The story starts off with Nick, a high-school student in London,  wondering why his best friend is skipping basketball practice.  Why are some students in his school cutting classes and whispering to each other?  What is this square package that is being passed from one person to another?  Finally!  Ta-da, someone gives Nick a package.  It is a DVD of a computer game, Erebos.

The issue with Erebos: 
1. you have to play the game alone  
2. you are forbidden to talk about the game. 
Nick is hooked.   He doesn't want to leave the game to even go to the bathroom.  It is "a game that talks to you.  A game that watches you, that rewards you, threatens you, gives you tasks."  Tasks  in real life, tasks that cause problems,  major problems!  Life and death problems.
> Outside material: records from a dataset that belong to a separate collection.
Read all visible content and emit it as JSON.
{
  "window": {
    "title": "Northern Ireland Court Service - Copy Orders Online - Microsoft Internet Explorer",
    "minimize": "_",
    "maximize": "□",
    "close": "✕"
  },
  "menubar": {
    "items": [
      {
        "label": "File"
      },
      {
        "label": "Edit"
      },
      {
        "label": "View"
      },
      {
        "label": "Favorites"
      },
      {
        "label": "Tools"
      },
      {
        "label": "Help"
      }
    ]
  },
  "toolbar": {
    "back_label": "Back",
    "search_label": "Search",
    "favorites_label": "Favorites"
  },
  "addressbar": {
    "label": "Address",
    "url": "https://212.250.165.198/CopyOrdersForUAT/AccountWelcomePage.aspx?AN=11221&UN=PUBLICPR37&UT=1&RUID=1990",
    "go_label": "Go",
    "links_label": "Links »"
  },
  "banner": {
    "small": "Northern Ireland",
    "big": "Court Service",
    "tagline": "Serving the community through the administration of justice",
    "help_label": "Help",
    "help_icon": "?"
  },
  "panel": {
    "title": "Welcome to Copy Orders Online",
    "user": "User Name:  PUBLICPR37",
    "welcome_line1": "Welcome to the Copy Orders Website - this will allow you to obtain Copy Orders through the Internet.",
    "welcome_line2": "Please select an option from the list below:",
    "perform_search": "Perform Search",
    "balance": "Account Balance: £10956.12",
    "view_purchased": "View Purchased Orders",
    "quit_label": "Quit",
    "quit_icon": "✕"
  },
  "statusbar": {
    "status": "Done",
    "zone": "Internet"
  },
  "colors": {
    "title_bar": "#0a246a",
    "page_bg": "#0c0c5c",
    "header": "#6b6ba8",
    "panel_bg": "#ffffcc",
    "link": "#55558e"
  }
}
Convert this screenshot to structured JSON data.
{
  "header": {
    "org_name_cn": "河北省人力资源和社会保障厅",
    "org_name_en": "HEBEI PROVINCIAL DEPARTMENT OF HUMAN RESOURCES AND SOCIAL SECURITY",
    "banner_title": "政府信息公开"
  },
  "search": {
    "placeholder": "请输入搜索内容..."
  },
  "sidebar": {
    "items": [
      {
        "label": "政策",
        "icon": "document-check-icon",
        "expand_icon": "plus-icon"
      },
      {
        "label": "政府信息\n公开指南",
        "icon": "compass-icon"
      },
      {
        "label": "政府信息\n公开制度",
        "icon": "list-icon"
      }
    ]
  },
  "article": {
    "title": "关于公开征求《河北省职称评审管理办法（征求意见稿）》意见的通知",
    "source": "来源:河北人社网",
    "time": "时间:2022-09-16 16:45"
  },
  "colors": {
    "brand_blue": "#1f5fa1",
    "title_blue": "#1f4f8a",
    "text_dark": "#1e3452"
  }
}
The best book so far in 2012.

The book Erebos picked up the Youth Literature Prize in Germany, and is translated into several languages.   I'd love to see this filmed!

February 2, 2012

Delivering Hope - blog tour

Delivering Hope
author:  Jennifer Ann Holt
publisher:  Cedar Fort, Inc.
release date:  February 8, 2012
source:  author

summary:  Infertility.  If it doesn't affect us, it affects someone near us.  An unexpected pregnancy. We all know someone who has been a surprise baby or had one.   

Jennifer Ann Holt has written a novel about these two issues.  Olivia wants to be a mom and Allison is shocked to have a positive pregnancy test.

My perspective: At first I had difficulties enjoying the first few chapters because I'm not familiar with the LDS  terms.  I was reminded of the Biblical stories of Hannah who had to deal with watching Peninnah and of Sarah and Hagar.  The novel picked up when Olivia read her great-aunt's journal.  The best part of the whole book is the Author's Note telling about her own struggle with infertility and joys of adoption.   When I finished the book, I found myself wishing she had told more about herself rather than writing a fictional novel. 

Giveaway:  Jennifer is giving away two signed copies of Delivering Hope as well as magnets and bookmarks.  There are three ways you can enter:
1.  Follow Jennifer's blog and leave a comment there to let her know.

2.  Like the Delivering Hope facebook page.
3.  Watch the trailer and leave a comment about the book trailer on her facebook page.

An adoption attorney and adoptive father, Wesley D. Hutchins, says it perfectly:  "Somewhere in the world a pregnancy test is negative...and a woman weeps. Somewhere else in the world a pregnancy test is positive...and another woman weeps. In Delivering Hope, the miracle of adoption brings them together" 

Other stops on the Delivering Hope Blog Tour are here.